“Candy apps”, or how to have fun and still learn anyway
During a five minute reflection, if a student is given one minute to find a picture and mark the mouth, then he or she still has four minutes to try to come up with something interesting to reflect about. So this is four minutes more than they may have spent if they were asked to just write, or required to use a tool that they weren’t that interested in.
I want to send a shout out to all the Vermont teachers with whom I work who are psyched, committed, and more-than-willing to give their precious and oh-so-limited learning time to experimenting with creative ways to make learning (and by that I mean thinking / reflecting) visible with apps.
One tool we’ve used to reflect on our learning this summer is Chatterpix.
This iPad app has fit the bill as an easy-to-use tool, one that within the first few seconds of use, elicits a sense of unbridled fun in both adults and kids.
Select a photo, swipe with your finger to make a mouth, and then record your voice so the image speaks your words.
Here is Peoples Academy Middle Level science teacher Susan Ludington using Chatterpix to share her team’s accomplishments from the day:
And now the heavy lifting
I spent many days of my summer asking busy teachers to question their assumptions about the power of reflection. I’ve challenged them to grapple with the idea that deep learning requires a certain level of reflection. I’ve pushed them to think, if they agree reflection is crucial to understanding, how important it is that thinking needs to be articulated by learners and made visible to teachers.
Here is the Vermont Agency of Education’s PLP Conceptual Framework:
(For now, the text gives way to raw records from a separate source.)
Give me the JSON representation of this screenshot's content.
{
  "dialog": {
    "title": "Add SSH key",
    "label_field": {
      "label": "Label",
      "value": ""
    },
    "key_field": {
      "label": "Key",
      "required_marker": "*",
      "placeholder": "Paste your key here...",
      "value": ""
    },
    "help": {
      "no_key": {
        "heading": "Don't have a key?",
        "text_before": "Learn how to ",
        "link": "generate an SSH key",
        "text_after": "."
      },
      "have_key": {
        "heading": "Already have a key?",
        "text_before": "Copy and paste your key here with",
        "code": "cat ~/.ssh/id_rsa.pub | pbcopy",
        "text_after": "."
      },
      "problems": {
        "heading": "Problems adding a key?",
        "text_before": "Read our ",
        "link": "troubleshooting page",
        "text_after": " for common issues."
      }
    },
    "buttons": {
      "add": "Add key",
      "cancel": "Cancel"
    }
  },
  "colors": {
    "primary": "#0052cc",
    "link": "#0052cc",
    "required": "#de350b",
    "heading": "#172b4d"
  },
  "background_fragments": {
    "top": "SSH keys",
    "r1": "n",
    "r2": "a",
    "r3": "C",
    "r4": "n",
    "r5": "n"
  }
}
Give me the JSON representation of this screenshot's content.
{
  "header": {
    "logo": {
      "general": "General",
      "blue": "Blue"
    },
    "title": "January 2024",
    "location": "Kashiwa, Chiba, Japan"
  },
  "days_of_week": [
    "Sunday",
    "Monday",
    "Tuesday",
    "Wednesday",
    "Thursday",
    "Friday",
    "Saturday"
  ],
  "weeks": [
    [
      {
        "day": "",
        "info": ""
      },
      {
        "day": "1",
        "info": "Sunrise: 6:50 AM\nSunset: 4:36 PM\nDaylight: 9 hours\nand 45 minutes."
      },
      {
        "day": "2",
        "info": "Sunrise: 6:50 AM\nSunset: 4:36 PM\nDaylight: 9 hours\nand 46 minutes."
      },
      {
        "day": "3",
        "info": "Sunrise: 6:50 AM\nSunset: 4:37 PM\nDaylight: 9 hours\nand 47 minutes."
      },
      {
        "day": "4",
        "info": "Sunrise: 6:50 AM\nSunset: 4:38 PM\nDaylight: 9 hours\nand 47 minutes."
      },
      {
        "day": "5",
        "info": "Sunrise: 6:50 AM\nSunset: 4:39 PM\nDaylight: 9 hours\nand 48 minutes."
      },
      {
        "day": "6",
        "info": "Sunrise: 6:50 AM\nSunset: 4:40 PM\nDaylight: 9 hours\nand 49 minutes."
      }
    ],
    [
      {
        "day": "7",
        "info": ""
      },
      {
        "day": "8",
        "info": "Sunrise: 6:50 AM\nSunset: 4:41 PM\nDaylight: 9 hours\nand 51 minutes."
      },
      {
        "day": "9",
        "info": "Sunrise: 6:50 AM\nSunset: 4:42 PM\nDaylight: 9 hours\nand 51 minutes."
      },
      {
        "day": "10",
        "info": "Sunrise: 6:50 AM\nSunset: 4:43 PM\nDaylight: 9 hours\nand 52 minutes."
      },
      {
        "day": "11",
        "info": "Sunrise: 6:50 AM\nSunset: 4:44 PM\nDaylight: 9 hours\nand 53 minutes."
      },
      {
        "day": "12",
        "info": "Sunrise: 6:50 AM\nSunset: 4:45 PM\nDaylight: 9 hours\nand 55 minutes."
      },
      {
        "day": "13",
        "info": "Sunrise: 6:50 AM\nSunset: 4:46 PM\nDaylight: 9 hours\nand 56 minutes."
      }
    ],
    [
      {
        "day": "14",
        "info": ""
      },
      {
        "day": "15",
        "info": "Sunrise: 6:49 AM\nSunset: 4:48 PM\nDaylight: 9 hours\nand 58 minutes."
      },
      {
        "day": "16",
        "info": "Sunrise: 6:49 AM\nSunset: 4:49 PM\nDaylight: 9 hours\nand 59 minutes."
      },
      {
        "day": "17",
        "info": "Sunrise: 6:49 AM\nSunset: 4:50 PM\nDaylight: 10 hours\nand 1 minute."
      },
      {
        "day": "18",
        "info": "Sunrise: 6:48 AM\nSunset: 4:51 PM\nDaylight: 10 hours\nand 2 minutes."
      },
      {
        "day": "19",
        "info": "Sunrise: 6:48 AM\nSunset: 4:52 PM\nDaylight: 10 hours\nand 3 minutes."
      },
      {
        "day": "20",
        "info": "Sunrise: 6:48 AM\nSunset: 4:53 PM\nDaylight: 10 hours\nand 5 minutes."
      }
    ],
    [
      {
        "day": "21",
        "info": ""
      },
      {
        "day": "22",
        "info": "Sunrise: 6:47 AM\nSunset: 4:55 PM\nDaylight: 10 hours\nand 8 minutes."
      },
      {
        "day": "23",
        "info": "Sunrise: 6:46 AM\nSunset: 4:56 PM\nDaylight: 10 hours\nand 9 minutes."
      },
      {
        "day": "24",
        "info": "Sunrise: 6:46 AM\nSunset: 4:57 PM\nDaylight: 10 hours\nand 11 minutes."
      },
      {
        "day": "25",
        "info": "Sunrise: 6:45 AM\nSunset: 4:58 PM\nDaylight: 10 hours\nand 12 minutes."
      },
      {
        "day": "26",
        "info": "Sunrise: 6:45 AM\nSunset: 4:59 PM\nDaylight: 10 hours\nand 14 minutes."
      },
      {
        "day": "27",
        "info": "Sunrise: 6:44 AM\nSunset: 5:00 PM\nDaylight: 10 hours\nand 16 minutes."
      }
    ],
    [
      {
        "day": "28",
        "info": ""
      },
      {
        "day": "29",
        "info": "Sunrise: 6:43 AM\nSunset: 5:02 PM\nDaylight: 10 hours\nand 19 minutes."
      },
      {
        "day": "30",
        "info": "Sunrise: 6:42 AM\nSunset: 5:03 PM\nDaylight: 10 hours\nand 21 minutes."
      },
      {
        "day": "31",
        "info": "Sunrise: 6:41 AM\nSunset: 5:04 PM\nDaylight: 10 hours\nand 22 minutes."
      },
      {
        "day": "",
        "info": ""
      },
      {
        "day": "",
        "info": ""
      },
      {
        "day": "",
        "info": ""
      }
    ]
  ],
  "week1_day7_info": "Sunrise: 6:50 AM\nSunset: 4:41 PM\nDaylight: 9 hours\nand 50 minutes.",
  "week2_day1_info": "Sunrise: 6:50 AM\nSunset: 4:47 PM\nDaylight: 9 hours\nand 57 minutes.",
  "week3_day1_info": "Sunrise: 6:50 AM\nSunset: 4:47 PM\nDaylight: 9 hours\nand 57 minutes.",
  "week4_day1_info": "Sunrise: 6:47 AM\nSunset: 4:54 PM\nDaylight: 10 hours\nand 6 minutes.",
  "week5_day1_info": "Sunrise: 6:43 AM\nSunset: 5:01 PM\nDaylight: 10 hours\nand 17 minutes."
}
Students should have an opportunity to review their progress and reflect on the overall experience… It is important that students reflect and gain feedback at least once a year in a formal way. Informally, schools may create a process where students stop and reflect on their progress and the experience at any time throughout the year – with or without the support of their team. Reflections can come in various forms and may include a journal entry, a dialogue, a presentation, a video, or a format that the student and school staff find suitable.
Enter Chatterpix as a tool to support informal audio/visual reflections of learning.
Check out Jacie Kendrew, a math teacher from Lamoille Union Middle School, as she as she reflects on her team’s collaborative efforts at the Middle Grades Institute this summer:
But…we’re still learning, right?
I was discussing the use of Chatterpix as a reflection tool, with my colleague here at the Tarrant Institute, Life LeGeros. He shared this exchange from his own use of Chatterpix for PD with teachers:
One teacher asked “How is Chatterpix not just candy?”
It was a great question. This is a teacher who strongly connects with students and is known as having a fun and engaging classroom. But he wanted to interrogate the idea that doing something “just for fun” is not enough.
My response was that:
(1) a tool like Chatterpix can act as a “hook” to help students buy in to reflection. During a five minute reflection, if a student is given one minute to find a picture and mark the mouth, then he or she still has four minutes to try to come up with something interesting to reflect about. So this is four minutes more than they may have spent if they were asked to just write, or required to use a tool that they weren’t that interested in.
(2) a tool like Chatterpix can lead directly to more sophisticated yet similar tools, such as Soundslides or Narrable. It also just starts to shift the culture to one where students have a choice of ways to express themselves (and eventually to access and engage), and teachers let go of control enough to respect their choices, even when we don’t fully understand them.
I couldn’t agree more! Chatterpix is the perfect example of how to have fun and still learn anyway.
Click here to see Literary Fusions’ instructions with screenshots to build a Chatterpix and some good classroom tips as well.